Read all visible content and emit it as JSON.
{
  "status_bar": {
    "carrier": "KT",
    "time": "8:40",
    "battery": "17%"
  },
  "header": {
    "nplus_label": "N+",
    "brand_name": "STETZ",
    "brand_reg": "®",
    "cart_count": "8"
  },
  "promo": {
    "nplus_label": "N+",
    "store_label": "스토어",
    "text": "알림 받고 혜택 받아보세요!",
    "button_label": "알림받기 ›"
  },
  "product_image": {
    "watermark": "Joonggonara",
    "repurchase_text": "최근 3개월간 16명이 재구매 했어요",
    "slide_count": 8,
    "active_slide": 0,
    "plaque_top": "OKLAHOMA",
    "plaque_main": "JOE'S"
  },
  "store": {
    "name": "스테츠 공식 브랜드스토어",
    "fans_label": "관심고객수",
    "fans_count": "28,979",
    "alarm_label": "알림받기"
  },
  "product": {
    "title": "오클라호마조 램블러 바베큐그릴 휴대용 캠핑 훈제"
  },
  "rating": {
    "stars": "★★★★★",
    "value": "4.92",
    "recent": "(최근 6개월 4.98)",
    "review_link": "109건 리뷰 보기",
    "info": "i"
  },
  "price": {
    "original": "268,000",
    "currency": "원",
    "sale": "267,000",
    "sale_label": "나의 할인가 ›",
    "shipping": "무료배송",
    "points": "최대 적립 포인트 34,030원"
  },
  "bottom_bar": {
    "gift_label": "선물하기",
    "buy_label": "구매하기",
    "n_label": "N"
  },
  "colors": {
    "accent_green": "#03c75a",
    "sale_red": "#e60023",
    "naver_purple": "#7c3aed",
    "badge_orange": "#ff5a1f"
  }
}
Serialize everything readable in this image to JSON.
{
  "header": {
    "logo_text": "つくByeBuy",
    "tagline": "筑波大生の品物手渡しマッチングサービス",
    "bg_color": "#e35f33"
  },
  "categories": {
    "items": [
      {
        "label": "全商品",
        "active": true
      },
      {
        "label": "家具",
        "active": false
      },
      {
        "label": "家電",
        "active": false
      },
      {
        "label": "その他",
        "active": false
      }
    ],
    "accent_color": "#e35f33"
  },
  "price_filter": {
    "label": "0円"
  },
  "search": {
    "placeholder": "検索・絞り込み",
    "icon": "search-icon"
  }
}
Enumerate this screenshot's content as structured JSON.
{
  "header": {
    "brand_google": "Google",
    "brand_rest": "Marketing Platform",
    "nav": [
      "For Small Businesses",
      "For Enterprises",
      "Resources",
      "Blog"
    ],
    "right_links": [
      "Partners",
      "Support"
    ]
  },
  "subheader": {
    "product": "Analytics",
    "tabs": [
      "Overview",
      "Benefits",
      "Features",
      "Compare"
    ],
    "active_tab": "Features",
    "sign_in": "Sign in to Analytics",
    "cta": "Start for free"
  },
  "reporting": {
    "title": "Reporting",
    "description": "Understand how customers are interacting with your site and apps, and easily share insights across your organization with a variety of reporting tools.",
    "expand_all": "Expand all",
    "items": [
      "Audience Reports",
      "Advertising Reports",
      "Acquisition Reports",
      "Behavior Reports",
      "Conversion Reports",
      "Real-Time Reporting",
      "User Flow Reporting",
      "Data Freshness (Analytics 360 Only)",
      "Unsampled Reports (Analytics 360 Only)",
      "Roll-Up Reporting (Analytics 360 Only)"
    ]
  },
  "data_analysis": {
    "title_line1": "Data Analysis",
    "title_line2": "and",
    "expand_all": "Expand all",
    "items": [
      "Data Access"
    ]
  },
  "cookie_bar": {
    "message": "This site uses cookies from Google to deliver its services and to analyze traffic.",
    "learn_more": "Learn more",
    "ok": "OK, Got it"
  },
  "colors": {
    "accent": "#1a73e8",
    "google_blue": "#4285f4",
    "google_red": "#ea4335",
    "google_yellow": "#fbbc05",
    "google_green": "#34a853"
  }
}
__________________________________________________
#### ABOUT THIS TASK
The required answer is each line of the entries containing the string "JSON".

#### EXERCISE RESULT
Read all visible content and emit it as JSON.
Serialize everything readable in this image to JSON.
Enumerate this screenshot's content as structured JSON.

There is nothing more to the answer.